It is made mainly of pumice stone, has a diameter of about two kilometers and, at the moment, does not have a name. This is the new island formed following the eruption of an underwater volcano within the Ogasawara archipelago, in southern Japan. The activity, which began on October 21st, is occurring one kilometer from the southern coast of Iwo Jima. Over the course of about ten days, ash and volcanic rocks piled up on the shallow seabed, reaching the surface of the sea.
This is a rare phenomenon, especially in areas characterized by intense volcanic activity such as those along the so-called Pacific “Ring of Fire”. According to Yu ji Usui, analyst of the volcanic division of the Japan Meteorological Agency, this new small island could be short-lived: as volcanic activity decreases, the dimensions of this type of very friable formation often reduce and are easily swept away by the waves.
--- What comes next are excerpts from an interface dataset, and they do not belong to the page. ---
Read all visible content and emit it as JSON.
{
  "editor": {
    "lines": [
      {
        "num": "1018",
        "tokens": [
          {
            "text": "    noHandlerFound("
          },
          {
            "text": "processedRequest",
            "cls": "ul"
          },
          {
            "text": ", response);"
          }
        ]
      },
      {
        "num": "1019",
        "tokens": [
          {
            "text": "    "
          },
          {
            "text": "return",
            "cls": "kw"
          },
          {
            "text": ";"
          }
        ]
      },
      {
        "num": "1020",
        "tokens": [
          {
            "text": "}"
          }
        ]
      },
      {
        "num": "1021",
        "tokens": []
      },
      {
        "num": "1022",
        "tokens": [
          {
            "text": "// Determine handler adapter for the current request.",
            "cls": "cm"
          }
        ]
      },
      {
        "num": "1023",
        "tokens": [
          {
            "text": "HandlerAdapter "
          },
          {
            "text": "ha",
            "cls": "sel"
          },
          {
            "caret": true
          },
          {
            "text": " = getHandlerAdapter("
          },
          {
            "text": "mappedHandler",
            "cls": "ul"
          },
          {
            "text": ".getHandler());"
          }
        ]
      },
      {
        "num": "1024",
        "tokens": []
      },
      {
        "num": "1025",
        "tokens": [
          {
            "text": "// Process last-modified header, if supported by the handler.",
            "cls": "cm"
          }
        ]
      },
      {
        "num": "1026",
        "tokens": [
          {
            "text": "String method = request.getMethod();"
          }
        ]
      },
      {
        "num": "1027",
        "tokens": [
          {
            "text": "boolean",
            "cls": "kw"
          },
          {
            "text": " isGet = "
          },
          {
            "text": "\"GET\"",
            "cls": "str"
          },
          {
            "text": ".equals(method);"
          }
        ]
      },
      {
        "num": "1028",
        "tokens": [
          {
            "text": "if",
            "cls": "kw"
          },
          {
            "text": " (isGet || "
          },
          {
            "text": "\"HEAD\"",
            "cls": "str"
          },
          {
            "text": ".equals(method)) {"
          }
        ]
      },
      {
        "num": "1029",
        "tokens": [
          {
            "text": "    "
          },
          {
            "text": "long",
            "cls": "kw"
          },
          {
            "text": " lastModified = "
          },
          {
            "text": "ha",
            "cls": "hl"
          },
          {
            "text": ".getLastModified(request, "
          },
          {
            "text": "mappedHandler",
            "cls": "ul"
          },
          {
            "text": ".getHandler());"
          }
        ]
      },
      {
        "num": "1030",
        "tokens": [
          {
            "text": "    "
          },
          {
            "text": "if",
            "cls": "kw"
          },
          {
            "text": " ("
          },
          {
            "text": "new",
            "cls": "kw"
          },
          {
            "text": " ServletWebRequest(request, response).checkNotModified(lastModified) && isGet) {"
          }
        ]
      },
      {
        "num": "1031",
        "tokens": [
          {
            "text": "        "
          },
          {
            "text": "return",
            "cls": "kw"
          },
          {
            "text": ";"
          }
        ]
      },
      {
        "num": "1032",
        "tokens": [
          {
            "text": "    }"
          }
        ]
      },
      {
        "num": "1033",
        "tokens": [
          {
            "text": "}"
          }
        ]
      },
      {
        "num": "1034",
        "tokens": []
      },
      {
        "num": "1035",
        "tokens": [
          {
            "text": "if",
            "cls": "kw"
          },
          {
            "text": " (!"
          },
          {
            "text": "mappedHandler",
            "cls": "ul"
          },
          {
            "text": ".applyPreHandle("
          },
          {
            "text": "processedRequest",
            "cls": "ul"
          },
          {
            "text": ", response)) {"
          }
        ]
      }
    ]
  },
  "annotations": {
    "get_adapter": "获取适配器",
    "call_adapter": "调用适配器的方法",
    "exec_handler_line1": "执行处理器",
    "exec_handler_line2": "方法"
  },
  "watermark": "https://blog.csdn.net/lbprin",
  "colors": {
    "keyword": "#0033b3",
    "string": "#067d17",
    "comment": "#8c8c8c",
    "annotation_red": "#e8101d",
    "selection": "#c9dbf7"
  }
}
Doctor Setsuya Nakada, professor emeritus of volcanology at the University of Tokyo, has a different opinion, explaining to Japan Times how the new island formed similarly to another one that merged with Nishinoshima in 2013. The scientist says there is a good chance the island could stay. “If more and more lava comes out and covers the area, I think that part will remain forever,” he said.